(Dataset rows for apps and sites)
* * * * * * * * *
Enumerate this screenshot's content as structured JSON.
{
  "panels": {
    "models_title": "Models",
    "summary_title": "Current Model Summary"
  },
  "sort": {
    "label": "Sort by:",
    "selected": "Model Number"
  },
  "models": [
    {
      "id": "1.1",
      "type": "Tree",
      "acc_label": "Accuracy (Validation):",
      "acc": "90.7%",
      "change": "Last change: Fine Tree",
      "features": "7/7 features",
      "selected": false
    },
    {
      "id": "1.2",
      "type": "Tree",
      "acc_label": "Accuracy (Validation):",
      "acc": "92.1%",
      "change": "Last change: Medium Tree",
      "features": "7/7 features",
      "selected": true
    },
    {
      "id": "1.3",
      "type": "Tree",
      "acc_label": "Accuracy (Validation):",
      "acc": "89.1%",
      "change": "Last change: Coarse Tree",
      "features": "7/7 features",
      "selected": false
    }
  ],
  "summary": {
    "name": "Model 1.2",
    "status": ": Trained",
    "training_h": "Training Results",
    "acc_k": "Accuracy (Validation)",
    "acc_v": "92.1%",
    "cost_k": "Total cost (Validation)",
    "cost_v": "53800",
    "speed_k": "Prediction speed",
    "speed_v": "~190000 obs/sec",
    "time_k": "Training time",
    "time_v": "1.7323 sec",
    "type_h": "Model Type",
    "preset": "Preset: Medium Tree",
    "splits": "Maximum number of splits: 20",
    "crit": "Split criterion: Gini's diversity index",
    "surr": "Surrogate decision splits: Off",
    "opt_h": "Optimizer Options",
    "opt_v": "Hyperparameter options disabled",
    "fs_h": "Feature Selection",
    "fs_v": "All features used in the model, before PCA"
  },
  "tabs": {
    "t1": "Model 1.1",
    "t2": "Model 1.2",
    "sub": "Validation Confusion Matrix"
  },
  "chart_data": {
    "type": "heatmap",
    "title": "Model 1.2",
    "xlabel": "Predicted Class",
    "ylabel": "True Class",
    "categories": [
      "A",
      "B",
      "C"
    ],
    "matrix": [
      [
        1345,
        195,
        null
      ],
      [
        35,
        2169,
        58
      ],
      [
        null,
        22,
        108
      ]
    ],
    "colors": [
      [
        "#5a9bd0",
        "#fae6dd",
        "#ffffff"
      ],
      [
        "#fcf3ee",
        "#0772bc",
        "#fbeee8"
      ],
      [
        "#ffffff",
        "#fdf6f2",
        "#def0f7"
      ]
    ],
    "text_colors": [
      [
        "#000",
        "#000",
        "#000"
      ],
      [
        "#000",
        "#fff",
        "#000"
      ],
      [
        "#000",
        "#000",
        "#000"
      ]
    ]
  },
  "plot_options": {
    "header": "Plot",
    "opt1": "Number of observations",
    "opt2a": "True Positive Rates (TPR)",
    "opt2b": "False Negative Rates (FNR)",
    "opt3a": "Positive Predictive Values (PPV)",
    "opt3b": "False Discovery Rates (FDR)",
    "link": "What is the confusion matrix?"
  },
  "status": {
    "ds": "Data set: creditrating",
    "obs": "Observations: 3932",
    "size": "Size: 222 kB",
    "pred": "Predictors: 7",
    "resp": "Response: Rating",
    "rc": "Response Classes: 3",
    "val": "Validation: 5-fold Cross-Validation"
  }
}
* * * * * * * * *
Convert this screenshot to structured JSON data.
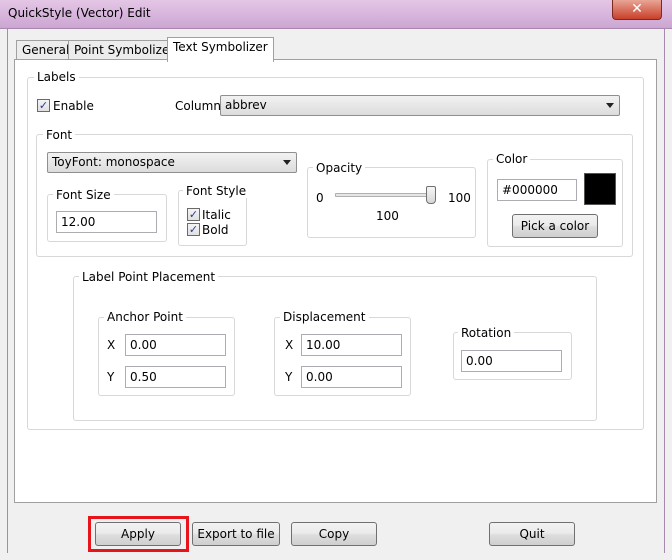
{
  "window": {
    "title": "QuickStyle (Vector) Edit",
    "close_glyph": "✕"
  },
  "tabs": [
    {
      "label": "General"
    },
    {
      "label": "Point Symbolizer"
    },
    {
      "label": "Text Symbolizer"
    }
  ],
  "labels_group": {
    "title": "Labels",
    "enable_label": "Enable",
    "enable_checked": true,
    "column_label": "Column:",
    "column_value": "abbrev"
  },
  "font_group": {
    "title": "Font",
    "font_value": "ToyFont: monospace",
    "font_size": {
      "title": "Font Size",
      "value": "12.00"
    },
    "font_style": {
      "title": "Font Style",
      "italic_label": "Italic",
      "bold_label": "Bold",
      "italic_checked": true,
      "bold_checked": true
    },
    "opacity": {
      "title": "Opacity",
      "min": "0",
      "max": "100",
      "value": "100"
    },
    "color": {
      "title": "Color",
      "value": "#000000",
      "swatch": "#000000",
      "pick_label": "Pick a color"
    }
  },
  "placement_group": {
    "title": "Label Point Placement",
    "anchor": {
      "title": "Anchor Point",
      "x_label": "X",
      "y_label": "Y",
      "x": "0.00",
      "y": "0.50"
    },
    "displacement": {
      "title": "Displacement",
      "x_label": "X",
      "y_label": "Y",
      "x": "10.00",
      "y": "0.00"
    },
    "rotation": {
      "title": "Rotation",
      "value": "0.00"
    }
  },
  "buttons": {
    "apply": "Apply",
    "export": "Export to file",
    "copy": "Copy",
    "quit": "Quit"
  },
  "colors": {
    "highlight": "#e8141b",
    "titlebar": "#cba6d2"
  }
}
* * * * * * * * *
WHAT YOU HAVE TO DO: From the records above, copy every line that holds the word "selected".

ANSWER BOX:
    "selected": "Model Number"
      "selected": false
      "selected": true
      "selected": false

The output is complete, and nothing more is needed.